'My whole body and soul just unclenched' 

Tweet – 20 January 2021


For some it was a moment when the sadness of defeat was finally faced; but for others the inauguration of President Biden on 20th January came as a great relief, and with the hope of a brighter, safer future. The great 'unclenching' of a nation (and this tweet made me laugh out loud) must have been nigh audible in some communities.

On this side of the Pond, life continues to be an exhausting groundhog-day of routine without end – eat, sleep, repeat. For many of us, it is not that we are doing more or working harder, but that purpose, rhythm and familiarity has been somewhat neutered. One of the long term effects of the covid pandemic that I can foresee is that so many of us will have spent so long hunched over their computers at home, working in less than ideal surroundings, whilst trying to fend off children, domestic distractions and the biscuit tin (the term 'covid-pounds' was quick to enter the lexicon), that we can feel the tension in our shoulders, back and hips. And those who are not constrained by work, and would usually be enjoying the freedom of retirement, are being similarly confined. Across our country I sense there is a weariness that is the result of an ongoing 'clenching'.

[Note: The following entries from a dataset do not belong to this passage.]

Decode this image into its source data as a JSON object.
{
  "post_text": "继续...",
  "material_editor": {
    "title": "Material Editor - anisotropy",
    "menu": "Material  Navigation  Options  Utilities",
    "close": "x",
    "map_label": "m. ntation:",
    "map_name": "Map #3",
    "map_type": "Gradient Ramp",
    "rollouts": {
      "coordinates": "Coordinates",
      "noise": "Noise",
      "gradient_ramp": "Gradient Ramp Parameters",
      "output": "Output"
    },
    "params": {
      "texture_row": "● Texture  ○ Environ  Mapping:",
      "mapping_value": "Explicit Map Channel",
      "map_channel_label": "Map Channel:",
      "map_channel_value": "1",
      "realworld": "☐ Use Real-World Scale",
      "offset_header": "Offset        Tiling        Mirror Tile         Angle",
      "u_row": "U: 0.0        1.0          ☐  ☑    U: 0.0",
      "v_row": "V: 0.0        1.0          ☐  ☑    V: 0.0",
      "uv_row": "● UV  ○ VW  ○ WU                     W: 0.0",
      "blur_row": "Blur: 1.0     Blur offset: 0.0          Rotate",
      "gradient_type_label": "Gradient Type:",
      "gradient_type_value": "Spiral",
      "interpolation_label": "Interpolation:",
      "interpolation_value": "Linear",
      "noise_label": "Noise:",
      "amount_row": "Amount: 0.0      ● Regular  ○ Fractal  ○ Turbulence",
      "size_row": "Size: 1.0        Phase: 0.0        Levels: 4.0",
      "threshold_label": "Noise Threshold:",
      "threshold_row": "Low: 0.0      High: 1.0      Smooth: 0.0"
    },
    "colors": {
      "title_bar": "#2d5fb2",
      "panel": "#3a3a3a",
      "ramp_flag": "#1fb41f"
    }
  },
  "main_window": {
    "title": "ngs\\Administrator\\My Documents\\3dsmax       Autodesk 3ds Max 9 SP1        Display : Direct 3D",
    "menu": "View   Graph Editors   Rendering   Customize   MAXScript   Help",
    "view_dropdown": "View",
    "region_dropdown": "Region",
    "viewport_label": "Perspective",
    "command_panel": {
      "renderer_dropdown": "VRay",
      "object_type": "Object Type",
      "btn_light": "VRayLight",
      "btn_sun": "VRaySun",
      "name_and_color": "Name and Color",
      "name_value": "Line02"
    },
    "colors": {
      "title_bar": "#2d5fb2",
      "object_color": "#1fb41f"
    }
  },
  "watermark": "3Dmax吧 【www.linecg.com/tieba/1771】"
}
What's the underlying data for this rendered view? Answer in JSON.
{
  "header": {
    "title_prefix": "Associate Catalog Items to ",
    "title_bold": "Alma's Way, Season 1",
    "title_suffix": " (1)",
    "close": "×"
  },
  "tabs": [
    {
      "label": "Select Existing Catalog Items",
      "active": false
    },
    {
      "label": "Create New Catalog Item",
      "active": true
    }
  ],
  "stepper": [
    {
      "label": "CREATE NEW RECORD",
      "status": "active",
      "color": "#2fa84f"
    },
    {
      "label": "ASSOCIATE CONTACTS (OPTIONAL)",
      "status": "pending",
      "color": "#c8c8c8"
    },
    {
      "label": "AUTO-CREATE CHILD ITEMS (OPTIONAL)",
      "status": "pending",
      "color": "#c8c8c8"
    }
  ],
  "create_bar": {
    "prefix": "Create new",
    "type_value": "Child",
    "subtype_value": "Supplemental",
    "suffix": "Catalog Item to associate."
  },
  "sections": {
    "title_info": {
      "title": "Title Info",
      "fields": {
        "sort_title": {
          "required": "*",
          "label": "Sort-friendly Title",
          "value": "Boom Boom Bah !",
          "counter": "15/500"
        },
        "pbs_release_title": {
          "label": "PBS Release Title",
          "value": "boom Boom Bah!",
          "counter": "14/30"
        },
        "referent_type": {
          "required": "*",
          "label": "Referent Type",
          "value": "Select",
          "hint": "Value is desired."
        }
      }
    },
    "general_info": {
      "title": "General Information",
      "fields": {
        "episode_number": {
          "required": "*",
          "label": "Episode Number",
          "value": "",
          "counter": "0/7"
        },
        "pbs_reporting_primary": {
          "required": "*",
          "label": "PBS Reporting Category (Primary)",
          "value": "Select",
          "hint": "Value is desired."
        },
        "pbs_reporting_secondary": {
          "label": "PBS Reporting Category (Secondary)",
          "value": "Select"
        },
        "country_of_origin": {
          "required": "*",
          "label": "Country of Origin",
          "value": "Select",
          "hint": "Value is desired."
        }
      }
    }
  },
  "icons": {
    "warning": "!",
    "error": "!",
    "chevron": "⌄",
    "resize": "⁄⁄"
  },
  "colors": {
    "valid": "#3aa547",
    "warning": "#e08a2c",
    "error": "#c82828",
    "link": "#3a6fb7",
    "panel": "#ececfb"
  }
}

Do we need a national breakout, a day of mourning and lament, a concerted purpose of will, a celebration of some kind? Our war on this virus is, for most of us, marked by inactivity. We don't go out and do battle, we are not being called to arms, but we are being enlisted to stay at home. Instead of a fight or flight response, we are being asked to freeze. There is a pandemic of anxiety, and society can experience 'emotional volcanoes' every so often when the underlying pressure is released and relieved in chaotic ways. Perhaps every community needs some kind of corporate, cathartic lament; a place to pour grief and disappointment, anger and frustration. The cycle of death and new birth, Good Friday and Easter, is written into all life and it is a bigger story that we live. Our dreams and plans have been crucified and we may feel as though we inhabit the tomb of purposelessness. But a grain of wheat must first fall into the ground and die before it can rise again and bear much fruit.

So I invite you to observe the clenching, experience and name the tension, articulate the anxieties, own the feelings, lament the loss and celebrate any small victories or achievements. We are currently inaugurating our own term of office, and when we look back on this time in years to come, we may yet find reason to be grateful for many things. Gifts and graces do not always come to us wrapped in pretty packages, but when the storm has passed, look for the rainbow.

Nick Bird
your Rector

This letter from Revd Nick Bird appeared in the March 2021 issue of The Grapevine